Executive producer Ken Olin, who directed the season finale, credits Ventimiglia for providing early insight about “salt of the Earth” Jack, who is less lyrical in speech and expressive emotionally than some other Us characters.

“For Jack, Rebecca was enough, but that’s not who Rebecca is. Rebecca is unsettled and Jack has a certainty. Milo found that in the pilot,” says Olin, who has on- and off-screen expertise with such family dramas as ABC’s thirtysomething and Brothers & Sisters. “This character is so important to the show because he’s different.”

Although Jack is a decent man, whom Ventimiglia modeled on his own father, his family focus squelches his wife’s longtime dream of being a singer. He is hardly supportive when she goes on tour with a band, leaving him to care for their teens. “Jack isn’t jealous so much as he’s protective of his family structure,” Ventimiglia says.

Frustration leads to heavy drinking, a dangerous prelude when Jack decides to drive to his wife’s first tour stop at the end of last week’s episode. His inevitable death — which fans previously learned happens in that 1990s era — was further underlined in a present-day scene in which Kate blames herself for her father’s passing.

To avoid spoiling the finale, Ventimiglia gets philosophical when discussing Jack’s fate and future on a show where characters, including Randall’s biological father, William (Ron Cephas Jones), can die but continue to be seen in another era.

“I always go back to: The answer is going to reveal itself when it’s supposed to,” he says. “Even when we discover how Jack died, it doesn’t mean his story is ending, which is a nice thing about the show. There is no real end.”

January 18, 2017 / Emily / No Comments

Milo recently did a photoshoot and interview with The Wrap. You can check out some amazing portraits in the gallery and watch the interview video below!

THE WRAP – Milo Ventimiglia knows one of the biggest secrets of NBC’s “This Is Us”: When and how his fan-favorite character Jack is going to die.

But just because we already know Jack Pearson will suffer an untimely fate, that doesn’t mean the character is going anywhere.

“I do know when you’re going to know, but just wait,” he told TheWrap’s Stuart Brazell. “You may get some teasers as to when, very soon. But I think the thing to know is that Jack’s time with his family is limited. But he’s not going anywhere because Jack and Rebecca are in the past, and reflect very much how they impact the Big Three in the present day. I think it’s safe to say that Jack will be around for the life of the show.”

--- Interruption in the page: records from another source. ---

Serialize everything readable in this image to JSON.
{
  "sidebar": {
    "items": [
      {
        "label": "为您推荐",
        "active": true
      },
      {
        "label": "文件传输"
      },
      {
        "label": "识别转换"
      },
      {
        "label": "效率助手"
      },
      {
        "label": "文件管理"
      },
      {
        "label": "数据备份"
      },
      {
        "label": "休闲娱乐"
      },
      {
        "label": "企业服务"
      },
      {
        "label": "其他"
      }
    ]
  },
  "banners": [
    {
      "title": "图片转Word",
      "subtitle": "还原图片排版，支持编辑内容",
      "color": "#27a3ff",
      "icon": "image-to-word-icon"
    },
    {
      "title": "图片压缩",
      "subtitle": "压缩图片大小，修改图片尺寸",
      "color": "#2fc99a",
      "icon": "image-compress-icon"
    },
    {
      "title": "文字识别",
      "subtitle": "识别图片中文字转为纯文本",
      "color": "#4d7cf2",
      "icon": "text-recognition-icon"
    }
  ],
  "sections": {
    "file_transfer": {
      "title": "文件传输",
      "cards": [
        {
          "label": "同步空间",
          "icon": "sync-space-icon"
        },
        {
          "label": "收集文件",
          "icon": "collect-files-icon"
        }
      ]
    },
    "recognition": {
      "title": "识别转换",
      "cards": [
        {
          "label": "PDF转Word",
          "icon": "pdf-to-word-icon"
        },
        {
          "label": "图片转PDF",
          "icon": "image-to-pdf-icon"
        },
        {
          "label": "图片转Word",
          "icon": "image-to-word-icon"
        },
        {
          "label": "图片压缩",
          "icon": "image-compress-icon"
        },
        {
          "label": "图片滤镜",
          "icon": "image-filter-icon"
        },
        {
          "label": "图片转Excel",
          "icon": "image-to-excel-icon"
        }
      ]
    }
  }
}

That doesn’t mean it’s going to be smooth sailing for the Pearsons, of course, on this show known for its shocking twists and turns. Ventimiglia revealed the last 13 episodes of Season 1 are going to be even more of a roller coaster.

“We have another episode coming up, next week… some bombs are dropped,” he previewed. “Then we come back for 13 and I think a lot happens. It’s one of those things where it gets a pace, and then it just moves faster and faster going into that very, very explosive end of Episode 18.”

“This Is Us” airs Tuesdays at 9 p.m. ET on NBC.